◆ **Aim of the task**: Every line of the data that contains the string "Print" must be copied.

(Material for the task)

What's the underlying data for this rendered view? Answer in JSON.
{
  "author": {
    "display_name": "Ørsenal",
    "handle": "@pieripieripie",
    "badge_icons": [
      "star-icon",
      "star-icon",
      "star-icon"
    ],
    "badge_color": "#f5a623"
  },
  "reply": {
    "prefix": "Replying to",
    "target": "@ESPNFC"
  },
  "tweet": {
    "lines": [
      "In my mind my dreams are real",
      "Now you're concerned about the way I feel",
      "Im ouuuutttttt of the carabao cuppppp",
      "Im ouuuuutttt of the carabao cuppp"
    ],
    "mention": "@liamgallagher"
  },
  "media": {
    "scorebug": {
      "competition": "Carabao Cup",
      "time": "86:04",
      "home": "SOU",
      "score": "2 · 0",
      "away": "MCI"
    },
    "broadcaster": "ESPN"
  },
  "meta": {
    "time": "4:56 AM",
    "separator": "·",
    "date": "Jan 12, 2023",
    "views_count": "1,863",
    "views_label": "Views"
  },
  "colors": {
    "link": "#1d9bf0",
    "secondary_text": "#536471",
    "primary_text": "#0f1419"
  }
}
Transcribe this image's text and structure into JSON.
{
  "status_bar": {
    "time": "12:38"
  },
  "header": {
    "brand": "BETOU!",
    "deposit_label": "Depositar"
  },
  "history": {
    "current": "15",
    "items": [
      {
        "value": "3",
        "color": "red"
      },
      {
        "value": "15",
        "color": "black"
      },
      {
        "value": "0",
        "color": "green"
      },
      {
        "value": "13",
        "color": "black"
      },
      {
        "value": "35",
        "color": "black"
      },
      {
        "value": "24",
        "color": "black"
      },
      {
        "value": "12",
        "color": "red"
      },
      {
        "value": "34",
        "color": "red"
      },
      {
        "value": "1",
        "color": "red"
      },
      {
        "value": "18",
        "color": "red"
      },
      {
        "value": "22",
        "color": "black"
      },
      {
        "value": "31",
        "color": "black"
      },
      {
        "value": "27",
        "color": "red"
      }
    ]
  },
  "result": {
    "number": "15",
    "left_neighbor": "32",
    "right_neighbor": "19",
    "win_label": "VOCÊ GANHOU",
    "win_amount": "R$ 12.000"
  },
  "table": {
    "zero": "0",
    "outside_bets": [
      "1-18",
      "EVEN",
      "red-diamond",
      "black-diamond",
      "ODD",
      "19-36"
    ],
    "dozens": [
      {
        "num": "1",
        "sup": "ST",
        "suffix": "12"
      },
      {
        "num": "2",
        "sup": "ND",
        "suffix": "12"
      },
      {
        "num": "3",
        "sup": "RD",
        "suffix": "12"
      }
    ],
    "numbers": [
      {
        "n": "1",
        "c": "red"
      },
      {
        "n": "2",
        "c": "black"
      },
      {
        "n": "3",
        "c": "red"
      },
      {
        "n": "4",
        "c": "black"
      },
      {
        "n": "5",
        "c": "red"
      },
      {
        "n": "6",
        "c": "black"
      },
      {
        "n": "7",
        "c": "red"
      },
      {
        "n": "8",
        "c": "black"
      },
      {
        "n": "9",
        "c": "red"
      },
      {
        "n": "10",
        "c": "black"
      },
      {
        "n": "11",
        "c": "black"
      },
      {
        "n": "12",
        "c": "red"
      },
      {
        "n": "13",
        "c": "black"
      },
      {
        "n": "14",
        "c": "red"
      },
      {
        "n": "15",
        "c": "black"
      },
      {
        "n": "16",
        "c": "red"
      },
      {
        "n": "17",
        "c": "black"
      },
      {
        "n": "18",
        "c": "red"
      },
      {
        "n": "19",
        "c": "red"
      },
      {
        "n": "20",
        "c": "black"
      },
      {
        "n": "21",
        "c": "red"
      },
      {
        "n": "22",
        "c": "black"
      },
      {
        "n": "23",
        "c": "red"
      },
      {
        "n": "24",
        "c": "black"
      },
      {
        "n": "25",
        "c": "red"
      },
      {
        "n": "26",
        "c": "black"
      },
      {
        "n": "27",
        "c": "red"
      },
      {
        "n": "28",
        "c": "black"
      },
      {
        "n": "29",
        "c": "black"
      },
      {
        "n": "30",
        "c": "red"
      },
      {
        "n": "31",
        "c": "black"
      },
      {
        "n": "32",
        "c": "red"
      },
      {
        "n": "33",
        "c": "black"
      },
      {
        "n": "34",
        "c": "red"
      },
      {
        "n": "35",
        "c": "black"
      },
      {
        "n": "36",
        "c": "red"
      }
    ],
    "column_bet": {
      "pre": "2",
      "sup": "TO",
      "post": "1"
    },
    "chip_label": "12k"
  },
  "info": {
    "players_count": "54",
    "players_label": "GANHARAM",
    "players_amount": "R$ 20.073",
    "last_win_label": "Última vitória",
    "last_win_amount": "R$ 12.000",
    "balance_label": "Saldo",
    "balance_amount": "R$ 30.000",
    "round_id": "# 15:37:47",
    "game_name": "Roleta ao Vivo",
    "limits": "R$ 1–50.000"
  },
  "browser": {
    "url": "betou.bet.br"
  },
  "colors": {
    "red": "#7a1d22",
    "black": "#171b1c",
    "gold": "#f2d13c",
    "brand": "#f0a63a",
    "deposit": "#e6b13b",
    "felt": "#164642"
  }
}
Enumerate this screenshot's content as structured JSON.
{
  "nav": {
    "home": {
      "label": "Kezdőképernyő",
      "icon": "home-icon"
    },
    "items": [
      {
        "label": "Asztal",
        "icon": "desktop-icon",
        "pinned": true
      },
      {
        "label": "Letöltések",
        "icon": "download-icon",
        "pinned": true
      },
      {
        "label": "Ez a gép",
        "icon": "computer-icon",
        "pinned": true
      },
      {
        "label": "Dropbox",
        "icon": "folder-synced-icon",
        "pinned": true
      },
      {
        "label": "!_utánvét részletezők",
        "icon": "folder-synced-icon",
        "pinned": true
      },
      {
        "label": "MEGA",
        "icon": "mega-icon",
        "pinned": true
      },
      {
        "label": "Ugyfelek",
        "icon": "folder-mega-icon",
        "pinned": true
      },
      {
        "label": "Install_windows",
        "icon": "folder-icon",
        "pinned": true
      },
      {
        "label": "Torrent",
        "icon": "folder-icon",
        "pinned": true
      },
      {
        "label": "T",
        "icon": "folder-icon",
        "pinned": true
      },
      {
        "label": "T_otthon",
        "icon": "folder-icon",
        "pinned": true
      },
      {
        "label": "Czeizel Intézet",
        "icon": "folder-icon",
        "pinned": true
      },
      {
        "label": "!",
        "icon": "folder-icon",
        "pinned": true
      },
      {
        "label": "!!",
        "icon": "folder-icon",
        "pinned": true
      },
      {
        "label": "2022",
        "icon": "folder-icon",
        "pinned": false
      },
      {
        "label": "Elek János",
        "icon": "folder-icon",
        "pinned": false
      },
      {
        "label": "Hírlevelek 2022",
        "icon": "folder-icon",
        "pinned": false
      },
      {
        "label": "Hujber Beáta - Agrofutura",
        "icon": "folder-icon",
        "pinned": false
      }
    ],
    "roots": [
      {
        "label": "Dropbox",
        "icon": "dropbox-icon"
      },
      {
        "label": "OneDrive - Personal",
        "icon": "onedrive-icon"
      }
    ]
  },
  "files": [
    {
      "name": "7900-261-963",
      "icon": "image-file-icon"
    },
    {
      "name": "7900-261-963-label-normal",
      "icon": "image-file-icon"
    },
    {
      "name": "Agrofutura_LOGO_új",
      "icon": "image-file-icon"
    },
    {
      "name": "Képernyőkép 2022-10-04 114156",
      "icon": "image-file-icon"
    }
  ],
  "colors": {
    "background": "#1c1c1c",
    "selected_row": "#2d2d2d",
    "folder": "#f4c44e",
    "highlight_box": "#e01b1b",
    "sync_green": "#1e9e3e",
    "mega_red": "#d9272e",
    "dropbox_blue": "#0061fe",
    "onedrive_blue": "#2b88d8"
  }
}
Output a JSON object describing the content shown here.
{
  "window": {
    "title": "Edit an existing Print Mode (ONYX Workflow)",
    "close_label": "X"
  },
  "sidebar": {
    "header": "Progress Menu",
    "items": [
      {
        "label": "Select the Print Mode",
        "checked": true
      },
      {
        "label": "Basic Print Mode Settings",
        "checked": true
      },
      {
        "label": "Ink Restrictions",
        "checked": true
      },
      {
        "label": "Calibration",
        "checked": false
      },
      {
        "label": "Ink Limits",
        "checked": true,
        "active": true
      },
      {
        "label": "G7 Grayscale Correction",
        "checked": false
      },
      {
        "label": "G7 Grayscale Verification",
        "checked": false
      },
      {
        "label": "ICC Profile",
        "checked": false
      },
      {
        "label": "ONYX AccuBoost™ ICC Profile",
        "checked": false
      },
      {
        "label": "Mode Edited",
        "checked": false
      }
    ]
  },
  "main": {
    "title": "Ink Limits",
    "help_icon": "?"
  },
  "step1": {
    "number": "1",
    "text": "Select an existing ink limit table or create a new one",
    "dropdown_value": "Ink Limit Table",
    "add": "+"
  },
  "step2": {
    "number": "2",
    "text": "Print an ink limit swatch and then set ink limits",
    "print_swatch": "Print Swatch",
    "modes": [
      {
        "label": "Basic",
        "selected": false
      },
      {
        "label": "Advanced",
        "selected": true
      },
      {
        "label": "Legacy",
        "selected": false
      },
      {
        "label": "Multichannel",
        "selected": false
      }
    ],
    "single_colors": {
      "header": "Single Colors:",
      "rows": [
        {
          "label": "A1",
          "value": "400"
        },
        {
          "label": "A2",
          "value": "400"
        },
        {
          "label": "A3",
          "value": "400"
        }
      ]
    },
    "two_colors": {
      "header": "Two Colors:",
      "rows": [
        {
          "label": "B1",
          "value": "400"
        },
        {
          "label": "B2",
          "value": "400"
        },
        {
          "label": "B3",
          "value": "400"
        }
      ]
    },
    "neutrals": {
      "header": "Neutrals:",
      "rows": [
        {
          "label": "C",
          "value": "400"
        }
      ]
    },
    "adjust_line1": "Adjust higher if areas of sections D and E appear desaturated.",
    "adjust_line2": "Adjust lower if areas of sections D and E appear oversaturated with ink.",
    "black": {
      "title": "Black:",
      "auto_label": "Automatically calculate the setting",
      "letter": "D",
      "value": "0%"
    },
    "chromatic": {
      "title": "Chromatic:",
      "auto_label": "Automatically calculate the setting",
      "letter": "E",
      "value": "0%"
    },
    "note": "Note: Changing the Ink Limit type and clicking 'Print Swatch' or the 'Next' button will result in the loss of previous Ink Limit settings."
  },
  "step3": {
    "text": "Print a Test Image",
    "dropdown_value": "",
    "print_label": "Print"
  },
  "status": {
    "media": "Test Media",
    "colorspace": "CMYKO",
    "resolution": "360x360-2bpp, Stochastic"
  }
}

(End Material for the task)

◆ **Written solution**:
    "title": "Edit an existing Print Mode (ONYX Workflow)",
        "label": "Select the Print Mode",
        "label": "Basic Print Mode Settings",
    "text": "Print an ink limit swatch and then set ink limits",
    "print_swatch": "Print Swatch",
    "note": "Note: Changing the Ink Limit type and clicking 'Print Swatch' or the 'Next' button will result in the loss of previous Ink Limit settings."
    "text": "Print a Test Image",
    "print_label": "Print"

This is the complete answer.